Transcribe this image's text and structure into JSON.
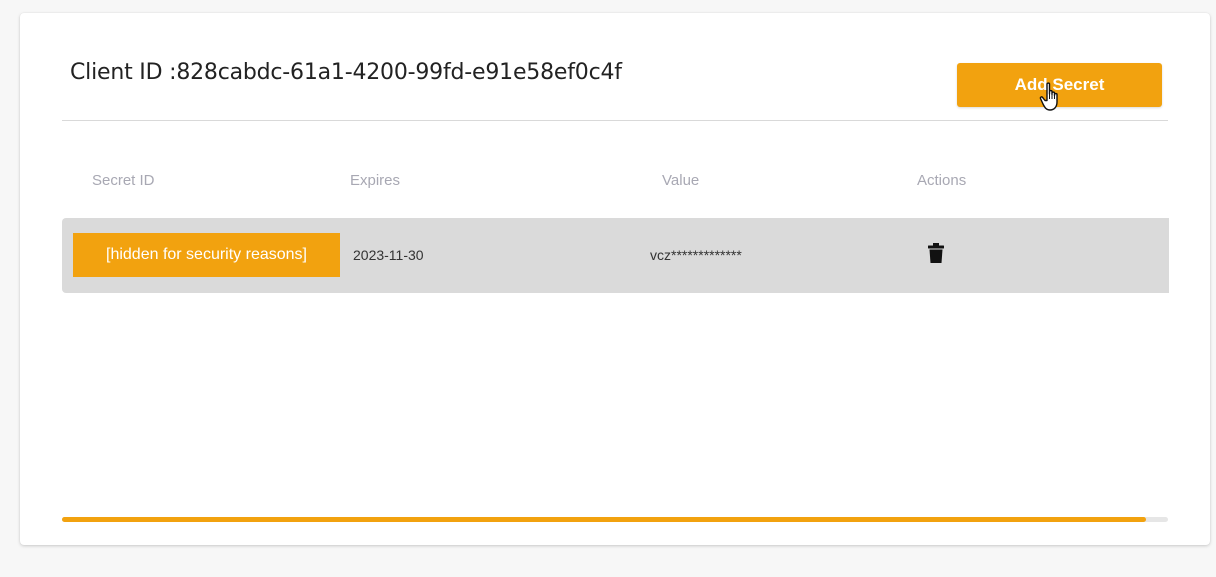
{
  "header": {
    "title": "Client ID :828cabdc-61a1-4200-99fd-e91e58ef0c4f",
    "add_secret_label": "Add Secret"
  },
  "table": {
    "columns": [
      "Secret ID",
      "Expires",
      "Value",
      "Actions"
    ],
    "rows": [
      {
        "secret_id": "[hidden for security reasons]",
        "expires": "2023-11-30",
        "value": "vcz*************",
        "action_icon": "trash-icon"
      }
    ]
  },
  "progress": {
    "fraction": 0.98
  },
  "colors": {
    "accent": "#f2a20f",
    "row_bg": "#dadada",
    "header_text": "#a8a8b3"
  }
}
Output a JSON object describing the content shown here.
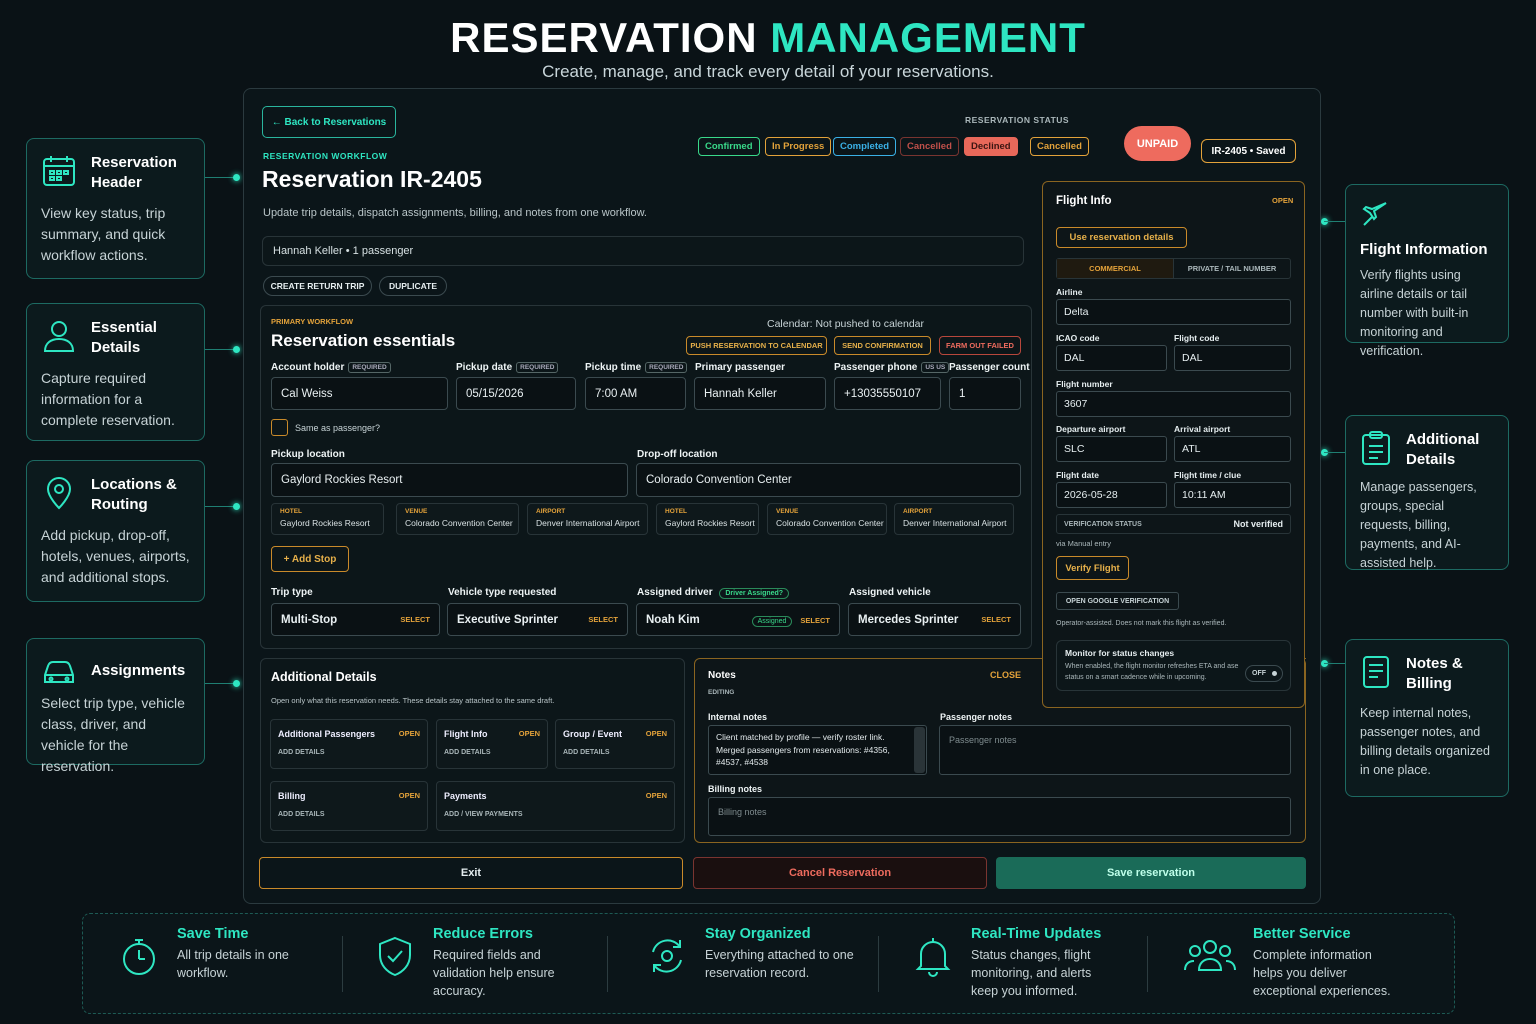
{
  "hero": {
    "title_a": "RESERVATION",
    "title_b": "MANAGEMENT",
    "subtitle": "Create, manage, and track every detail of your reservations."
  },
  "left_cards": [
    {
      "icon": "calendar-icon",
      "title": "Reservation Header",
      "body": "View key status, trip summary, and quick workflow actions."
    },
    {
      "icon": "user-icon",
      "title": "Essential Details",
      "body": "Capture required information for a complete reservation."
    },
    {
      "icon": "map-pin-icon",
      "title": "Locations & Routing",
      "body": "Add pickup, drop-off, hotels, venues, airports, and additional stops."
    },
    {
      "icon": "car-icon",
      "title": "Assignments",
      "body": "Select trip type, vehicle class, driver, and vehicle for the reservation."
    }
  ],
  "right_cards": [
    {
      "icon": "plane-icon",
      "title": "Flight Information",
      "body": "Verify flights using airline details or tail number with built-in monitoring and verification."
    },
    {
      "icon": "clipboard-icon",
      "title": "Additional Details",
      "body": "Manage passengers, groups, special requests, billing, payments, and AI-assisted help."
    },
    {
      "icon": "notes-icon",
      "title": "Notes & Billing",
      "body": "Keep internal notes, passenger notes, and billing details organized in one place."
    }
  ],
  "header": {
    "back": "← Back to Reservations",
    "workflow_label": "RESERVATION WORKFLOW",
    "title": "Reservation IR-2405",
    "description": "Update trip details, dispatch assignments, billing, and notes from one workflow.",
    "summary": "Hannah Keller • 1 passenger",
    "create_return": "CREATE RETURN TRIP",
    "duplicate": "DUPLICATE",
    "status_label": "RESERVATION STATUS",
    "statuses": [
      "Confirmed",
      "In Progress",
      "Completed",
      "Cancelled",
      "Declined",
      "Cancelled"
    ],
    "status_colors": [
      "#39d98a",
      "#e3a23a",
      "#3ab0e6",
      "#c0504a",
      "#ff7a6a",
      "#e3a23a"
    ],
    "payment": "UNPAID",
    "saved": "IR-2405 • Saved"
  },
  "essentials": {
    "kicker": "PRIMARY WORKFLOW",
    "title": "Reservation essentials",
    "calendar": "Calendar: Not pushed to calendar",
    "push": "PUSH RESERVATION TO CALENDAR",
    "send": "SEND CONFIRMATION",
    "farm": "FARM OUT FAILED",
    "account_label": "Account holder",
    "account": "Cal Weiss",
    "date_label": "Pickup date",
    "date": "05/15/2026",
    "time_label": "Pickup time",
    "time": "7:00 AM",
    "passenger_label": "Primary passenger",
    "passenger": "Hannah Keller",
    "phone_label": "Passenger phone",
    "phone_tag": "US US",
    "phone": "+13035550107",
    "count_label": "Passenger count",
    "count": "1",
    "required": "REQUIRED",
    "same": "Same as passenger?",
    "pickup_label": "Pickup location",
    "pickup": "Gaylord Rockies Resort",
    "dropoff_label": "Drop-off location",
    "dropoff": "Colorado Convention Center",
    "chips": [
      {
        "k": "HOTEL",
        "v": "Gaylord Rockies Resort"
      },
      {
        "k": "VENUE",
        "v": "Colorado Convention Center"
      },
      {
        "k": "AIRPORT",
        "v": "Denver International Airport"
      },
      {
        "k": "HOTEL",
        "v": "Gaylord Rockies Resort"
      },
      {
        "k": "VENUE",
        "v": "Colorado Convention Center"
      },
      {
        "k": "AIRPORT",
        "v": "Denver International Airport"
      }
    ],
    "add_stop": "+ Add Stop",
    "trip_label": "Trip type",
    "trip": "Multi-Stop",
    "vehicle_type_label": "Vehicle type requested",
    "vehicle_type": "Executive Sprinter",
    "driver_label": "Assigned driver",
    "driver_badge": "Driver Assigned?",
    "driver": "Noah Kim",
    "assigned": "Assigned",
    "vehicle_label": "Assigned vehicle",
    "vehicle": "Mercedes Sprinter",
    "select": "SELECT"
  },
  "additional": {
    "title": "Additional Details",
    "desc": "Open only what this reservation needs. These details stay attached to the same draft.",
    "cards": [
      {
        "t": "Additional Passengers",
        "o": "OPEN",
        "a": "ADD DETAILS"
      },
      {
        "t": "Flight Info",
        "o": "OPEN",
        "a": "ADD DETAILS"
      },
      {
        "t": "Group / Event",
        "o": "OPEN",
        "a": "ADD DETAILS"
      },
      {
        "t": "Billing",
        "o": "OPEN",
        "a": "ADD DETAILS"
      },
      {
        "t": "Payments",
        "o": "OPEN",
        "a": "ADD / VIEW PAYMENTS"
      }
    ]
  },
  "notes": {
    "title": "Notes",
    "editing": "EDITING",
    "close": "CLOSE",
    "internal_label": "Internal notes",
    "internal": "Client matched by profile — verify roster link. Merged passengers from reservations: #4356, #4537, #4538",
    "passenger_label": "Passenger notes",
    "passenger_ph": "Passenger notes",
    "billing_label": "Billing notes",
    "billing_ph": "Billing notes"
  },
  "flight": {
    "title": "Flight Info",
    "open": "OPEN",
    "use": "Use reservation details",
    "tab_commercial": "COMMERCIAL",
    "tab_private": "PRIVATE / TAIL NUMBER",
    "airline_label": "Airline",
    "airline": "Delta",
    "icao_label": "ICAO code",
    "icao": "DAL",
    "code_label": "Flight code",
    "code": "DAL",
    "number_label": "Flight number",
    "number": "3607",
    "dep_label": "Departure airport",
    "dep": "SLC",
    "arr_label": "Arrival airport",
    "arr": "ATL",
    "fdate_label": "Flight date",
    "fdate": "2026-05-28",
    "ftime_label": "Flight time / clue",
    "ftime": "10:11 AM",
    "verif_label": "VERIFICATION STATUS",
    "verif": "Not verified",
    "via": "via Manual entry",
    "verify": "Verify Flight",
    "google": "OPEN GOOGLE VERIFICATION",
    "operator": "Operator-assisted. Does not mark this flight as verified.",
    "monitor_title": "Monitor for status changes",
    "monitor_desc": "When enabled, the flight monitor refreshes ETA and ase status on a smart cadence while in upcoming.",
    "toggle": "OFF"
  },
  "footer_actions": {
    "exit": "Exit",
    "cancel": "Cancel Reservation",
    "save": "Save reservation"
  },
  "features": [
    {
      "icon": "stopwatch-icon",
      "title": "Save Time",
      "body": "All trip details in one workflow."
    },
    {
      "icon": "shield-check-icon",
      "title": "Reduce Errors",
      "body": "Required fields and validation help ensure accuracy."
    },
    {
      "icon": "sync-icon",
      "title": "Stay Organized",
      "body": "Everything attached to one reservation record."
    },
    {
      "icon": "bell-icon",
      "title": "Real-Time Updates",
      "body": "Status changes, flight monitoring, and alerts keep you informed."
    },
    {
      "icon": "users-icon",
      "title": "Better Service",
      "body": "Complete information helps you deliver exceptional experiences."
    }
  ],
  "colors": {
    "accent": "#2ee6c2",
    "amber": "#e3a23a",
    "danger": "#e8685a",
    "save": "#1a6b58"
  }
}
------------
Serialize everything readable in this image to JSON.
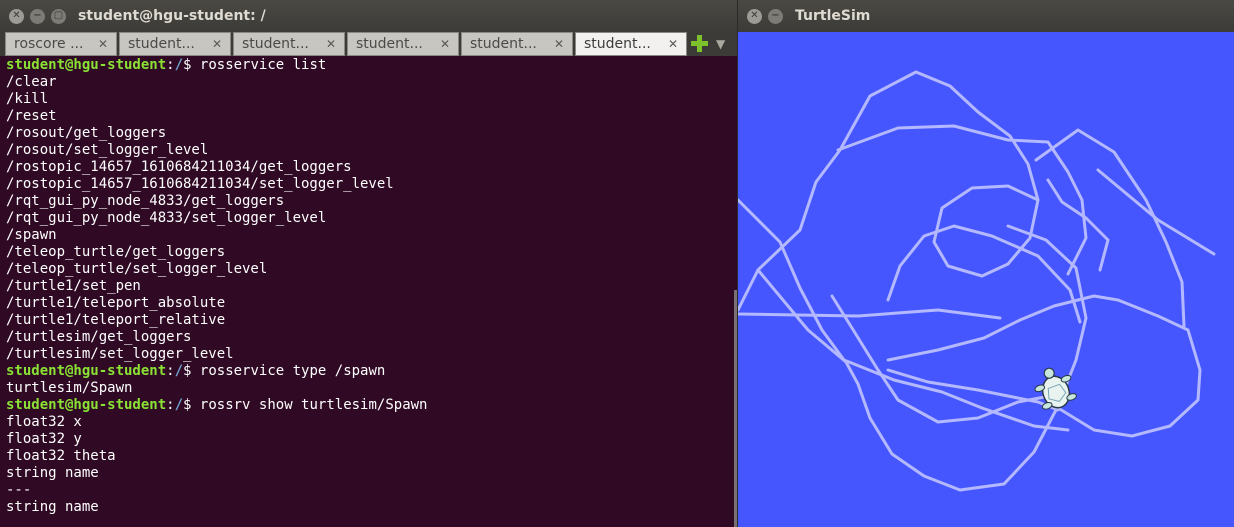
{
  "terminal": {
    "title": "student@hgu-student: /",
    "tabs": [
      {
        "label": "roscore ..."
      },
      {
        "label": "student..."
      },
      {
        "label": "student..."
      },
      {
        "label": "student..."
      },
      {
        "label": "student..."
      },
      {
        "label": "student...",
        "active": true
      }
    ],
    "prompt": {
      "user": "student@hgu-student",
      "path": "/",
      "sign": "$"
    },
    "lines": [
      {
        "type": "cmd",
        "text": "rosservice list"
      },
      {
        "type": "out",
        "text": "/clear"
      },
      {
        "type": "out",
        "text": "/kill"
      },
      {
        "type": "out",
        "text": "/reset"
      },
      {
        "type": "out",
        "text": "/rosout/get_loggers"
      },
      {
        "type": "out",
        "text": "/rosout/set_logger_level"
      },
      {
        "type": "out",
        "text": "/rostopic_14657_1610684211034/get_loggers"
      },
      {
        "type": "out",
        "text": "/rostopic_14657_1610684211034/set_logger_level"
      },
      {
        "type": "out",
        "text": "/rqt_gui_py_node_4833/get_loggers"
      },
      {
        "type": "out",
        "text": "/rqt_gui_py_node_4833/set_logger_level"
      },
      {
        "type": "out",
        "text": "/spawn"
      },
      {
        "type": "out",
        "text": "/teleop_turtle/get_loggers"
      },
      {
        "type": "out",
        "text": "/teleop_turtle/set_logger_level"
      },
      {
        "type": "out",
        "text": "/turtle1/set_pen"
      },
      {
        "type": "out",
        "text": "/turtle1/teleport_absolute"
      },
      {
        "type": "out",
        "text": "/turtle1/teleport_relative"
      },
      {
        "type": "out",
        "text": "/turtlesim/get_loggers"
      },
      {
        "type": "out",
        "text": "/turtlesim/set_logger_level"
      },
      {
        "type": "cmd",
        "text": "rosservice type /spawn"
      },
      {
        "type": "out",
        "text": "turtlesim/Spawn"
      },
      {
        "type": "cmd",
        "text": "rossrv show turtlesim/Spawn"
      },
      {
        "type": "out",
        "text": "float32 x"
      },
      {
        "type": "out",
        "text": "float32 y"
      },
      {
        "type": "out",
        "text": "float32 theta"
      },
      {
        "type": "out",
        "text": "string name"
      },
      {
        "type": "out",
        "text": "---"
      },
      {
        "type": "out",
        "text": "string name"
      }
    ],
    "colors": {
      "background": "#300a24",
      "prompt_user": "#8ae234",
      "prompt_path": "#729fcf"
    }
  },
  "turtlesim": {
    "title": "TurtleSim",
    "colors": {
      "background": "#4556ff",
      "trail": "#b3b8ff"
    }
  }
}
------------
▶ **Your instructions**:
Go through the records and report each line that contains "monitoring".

▶ **Written response**:
      "body": "Verify flights using airline details or tail number with built-in monitoring and verification."
      "body": "Status changes, flight monitoring, and alerts keep you informed."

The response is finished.